It has nearly been twenty years since Aung San Suu Kyi rightfully won and was robbed of the position of Prime Minister for her country. It has even been longer since she first began her series of stints in either prison or house arrest as imposed on her by the Burmese Government. However, in the course of two decades, Suu Kyi has grown to become a symbol of freedom, often being hailed as the modern-day Ghandi. In this time of wars against terrorism and historical elections, Suu Kyi has patiently been waiting for her turn to be Prime Minister. Her pacifist ways have inspired people all over the world, both regular people and political leaders. She has been awarded more awards in her twenty years of imprisonment than most people will receive in a lifetime. She has voluntarily given up her choices and her freedom so that she can fight for the choices and freedom of her country and its people. When faced with the question, “Would you risk your freedom for the freedom of your people?” A Burmese woman, now the rightful Prime Minister of Burma, Aung San Suu Kyi, said “yes.”
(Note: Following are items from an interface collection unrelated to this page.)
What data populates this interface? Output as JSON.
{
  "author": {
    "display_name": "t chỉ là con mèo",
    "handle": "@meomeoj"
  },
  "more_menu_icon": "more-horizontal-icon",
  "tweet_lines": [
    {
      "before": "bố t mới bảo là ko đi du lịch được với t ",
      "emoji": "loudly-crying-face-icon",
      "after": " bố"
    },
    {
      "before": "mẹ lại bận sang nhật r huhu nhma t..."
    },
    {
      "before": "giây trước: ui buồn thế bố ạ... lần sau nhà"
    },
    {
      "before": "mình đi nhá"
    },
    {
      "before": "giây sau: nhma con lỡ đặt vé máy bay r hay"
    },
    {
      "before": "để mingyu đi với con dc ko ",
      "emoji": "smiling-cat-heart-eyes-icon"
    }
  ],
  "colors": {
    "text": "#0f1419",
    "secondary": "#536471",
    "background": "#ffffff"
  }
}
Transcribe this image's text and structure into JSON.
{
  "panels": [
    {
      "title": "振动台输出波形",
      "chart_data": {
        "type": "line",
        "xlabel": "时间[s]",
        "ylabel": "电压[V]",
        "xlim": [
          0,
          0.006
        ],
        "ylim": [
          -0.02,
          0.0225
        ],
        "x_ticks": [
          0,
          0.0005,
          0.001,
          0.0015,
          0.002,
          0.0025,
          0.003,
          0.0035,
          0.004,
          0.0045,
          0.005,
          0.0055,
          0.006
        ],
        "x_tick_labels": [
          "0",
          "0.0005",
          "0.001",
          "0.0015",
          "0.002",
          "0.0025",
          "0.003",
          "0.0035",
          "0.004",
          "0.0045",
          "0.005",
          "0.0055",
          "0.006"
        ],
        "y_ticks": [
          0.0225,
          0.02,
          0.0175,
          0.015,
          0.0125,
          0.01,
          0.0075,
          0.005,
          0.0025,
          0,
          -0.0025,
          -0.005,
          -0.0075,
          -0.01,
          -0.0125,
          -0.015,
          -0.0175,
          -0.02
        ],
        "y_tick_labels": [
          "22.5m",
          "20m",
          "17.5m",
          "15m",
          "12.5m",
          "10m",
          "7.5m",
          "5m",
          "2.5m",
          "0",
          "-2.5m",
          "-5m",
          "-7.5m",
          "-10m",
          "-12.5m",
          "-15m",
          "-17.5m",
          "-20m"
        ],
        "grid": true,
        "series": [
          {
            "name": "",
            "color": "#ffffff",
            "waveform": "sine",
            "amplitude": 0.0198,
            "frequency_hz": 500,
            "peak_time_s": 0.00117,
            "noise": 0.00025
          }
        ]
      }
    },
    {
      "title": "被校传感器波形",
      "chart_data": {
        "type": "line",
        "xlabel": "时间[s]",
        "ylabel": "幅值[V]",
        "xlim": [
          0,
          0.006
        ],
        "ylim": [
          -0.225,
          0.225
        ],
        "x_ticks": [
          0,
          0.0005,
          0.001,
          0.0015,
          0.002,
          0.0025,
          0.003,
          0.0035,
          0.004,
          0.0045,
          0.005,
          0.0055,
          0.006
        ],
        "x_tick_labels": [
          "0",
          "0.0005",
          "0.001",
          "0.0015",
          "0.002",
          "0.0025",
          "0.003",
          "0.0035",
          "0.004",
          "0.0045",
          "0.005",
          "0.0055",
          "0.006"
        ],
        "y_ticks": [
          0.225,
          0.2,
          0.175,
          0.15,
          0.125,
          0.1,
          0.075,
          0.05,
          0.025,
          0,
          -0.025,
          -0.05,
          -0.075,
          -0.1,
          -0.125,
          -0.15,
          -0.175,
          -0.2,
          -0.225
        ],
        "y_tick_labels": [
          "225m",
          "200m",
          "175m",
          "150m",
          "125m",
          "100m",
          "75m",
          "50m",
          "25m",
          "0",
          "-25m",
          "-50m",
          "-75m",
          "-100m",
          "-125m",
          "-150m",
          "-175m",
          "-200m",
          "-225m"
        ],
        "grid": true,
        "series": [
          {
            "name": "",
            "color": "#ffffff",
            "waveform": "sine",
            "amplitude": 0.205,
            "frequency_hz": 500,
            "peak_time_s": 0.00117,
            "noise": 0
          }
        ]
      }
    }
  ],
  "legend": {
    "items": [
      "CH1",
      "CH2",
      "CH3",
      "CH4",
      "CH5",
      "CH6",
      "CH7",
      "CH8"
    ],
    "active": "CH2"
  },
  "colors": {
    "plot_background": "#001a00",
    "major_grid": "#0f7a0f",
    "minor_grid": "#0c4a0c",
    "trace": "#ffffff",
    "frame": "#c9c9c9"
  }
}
“A Biography of Aung San Suu Kyi.” The Burma Campaign UK. 01 February 2008. 21
Agencies. “Leaders Demand Suu Kyi’s Release.” Media with Conscience. 15 May
2007. 24 November 2008.
“Aung San Suu Kyi: The Nobel Peace Prize 1991.” Nobel Prize. 21 November 2008.
“Brief Biography of Aung San Suu Kyi.” US Campaign for Burma. 21 Nobember 2008.
Gould, James B., Pollock, David C., van Reken, Ruth E. “Always Saying Goodbye.”
Journal of Loss and Trauma. April 2002: 151-156.
“US House Honours Burma’s Suu Kyi.” BBC America. 18 December 2007. 21